Brief: Go through the listing below and count each line with the word "rector" in it; return only the count.
** Material for the task follows **
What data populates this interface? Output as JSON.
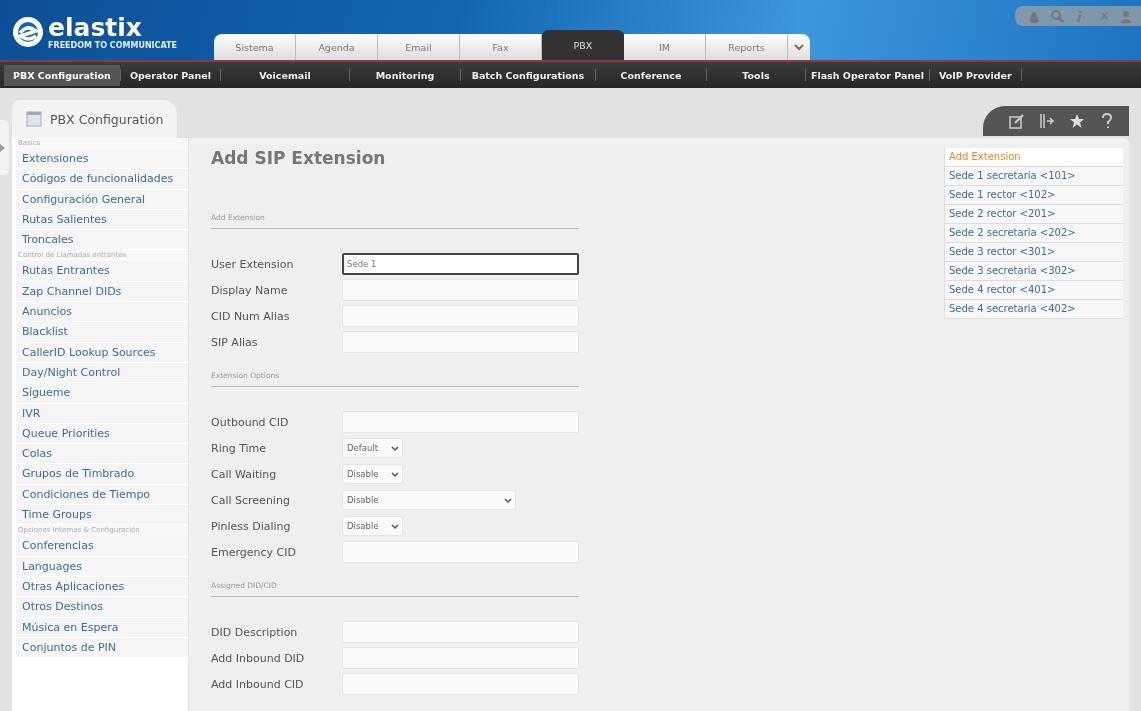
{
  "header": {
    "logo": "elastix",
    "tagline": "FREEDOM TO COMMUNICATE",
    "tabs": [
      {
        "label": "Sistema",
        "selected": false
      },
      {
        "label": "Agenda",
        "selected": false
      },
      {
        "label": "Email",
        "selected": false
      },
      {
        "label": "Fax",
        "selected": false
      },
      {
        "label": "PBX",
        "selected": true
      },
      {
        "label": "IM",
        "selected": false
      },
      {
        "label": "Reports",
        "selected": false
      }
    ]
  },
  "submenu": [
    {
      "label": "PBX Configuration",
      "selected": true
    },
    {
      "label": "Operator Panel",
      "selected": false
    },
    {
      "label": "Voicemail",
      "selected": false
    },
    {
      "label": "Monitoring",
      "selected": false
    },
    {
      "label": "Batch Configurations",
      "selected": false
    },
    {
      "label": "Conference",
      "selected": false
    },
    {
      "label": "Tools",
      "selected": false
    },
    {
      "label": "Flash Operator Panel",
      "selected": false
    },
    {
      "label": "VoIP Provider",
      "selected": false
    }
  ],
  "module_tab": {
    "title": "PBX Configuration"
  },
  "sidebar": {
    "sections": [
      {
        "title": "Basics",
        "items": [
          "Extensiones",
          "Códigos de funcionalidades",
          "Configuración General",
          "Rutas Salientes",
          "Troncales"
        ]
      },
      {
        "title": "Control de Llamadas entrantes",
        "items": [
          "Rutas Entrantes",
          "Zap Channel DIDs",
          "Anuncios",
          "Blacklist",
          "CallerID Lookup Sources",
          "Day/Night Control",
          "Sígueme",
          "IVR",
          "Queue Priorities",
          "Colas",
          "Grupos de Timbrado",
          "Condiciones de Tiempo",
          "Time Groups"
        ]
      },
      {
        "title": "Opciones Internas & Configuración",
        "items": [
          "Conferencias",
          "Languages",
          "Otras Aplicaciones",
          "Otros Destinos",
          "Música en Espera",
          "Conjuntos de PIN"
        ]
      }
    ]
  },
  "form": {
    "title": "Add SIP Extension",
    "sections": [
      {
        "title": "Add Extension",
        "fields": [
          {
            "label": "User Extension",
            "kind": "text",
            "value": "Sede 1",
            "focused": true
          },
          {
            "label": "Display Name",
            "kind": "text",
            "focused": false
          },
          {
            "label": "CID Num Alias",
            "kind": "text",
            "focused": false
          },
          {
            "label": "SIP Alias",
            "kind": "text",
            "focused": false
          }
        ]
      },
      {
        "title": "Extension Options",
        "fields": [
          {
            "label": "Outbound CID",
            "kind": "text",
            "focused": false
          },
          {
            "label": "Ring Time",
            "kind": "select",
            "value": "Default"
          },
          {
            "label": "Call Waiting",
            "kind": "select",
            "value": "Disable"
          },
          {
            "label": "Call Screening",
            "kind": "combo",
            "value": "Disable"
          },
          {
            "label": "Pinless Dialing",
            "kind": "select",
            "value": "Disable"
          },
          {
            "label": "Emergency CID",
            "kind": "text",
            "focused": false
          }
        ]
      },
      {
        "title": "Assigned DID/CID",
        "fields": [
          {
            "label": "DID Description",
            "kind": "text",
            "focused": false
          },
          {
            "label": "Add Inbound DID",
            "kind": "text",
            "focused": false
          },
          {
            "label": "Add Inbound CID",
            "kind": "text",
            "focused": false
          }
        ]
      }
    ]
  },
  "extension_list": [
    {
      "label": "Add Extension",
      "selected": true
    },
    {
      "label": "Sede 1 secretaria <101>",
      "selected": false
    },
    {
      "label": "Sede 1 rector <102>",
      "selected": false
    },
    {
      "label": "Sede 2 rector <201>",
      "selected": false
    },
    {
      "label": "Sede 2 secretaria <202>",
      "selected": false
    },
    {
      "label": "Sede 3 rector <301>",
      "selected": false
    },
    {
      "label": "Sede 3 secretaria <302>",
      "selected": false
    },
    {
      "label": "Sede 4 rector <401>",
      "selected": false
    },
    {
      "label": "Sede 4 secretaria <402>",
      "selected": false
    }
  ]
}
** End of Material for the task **
Written reply: 4